Finally, one would like from the Agnostic some authoritative announcement as to his position in relation to what is known concerning the origin of the god-idea. So far as professed theists are concerned one expects this to be ignored. On the part of non-theists one expects a more logical attitude. In this case it is common ground with the Atheist and the Agnostic that the idea of god owes its beginnings to the ignorance of primitive man. We know the facts on which this idea was based, and we know that all these are now differently explained. The belief that there is a god governing nature is just one of those blunders made by primitive man, and is on all fours with the numerous other blunders he makes concerning himself and the world around him. Knowing this, and accepting this, believing that “god” springs from the same set of conditions that gave rise to fairies and spirits of various kinds, one would like to know on what ground the Agnostic definitely rejects the grounds on which the idea of god is based, while professing a state of suspended judgment about the existence of the object created by this primitive blunder. It is certainly surprising to find those who accept the natural origin of the god-idea, when they come to deal with current religion talk as though it were merely a question of the inconclusiveness of religious arguments. It is nothing of the kind. The final reply to the arguments set forth on behalf of Theism is, not that they are inconclusive, but that they are absolutely irrelevant to the question at issue. We cannot remain undecided because there is nothing to remain undecided about. We know that the idea of god is pure myth, and was never anything but myth. A belief that began in error, and which has no other basis than error, cannot by any possible argument be converted into a truth. The old question was, “Can man by searching find out God?” The modern answer is an emphatic affirmative. Substantially we have by searching found out God. We know the origin and history of one of the greatest delusions that ever possessed the human mind. God has been found out. Analytically and synthetically we understand the god-idea as previous generations could not understand it. It has been explained; and the logical consequence of the explanation is Atheism.

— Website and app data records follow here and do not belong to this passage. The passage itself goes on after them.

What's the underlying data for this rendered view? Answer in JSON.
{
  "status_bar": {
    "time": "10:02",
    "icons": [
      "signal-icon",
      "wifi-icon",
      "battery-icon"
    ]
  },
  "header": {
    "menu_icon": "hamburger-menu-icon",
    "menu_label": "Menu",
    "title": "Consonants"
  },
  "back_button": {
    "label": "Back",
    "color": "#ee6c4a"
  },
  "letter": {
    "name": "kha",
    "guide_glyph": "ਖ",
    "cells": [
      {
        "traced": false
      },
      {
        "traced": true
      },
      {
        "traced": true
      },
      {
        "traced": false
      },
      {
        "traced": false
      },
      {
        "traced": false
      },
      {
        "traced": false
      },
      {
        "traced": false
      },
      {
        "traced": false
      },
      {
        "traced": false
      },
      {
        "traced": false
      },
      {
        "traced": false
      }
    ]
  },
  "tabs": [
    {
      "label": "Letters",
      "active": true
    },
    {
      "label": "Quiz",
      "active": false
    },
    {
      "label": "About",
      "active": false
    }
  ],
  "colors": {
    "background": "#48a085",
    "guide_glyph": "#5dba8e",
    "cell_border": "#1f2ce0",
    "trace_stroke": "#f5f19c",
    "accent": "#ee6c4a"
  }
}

Ultimately, then, we come to this: (1) The Agnosticism that concerns itself with a confession of ignorance concerning the nature of “existence,” has no necessary connection with religion, and is only made to have such by a confusion of two distinct things. (2) The plea of a suspended judgment is invalid, since there is nothing about which one can suspend a decision. (3) The Agnosticism that professes a semi-religious feeling of reverence towards the “Unknowable” is fundamentally upon all fours with the religious feelings of the ordinary believer. Worshipping the Unknowable is more ridiculous than worshipping Huxley’s “wilderness of apes.” The apes might take some intelligent interest in the antics of their devotees; but to print our hypostatised ignorance in capital letters and then profess a feeling of veneration for it is as ridiculous a proceeding as the world has seen. After all, an absurdity is never quite so grotesque as when it is tricked out in scientific phrases and paraded as the outcome of profound philosophic thinking. (4) The only Agnosticism that seems capable of justifying itself is an Agnosticism that is indistinguishable from Atheism. To again cite Professor Flint, Atheist “means one who does not believe in God, and it means neither more nor less.” The Agnostic is also one who is without belief in a god, every argument he uses to justify his position is and has been used as a justification of Atheism. Atheist is really “a thoroughly honest, unambiguous term,” it admits of no paltering and of no evasion, and the need of the world, now as ever, is for clear-cut issues and unambiguous speech.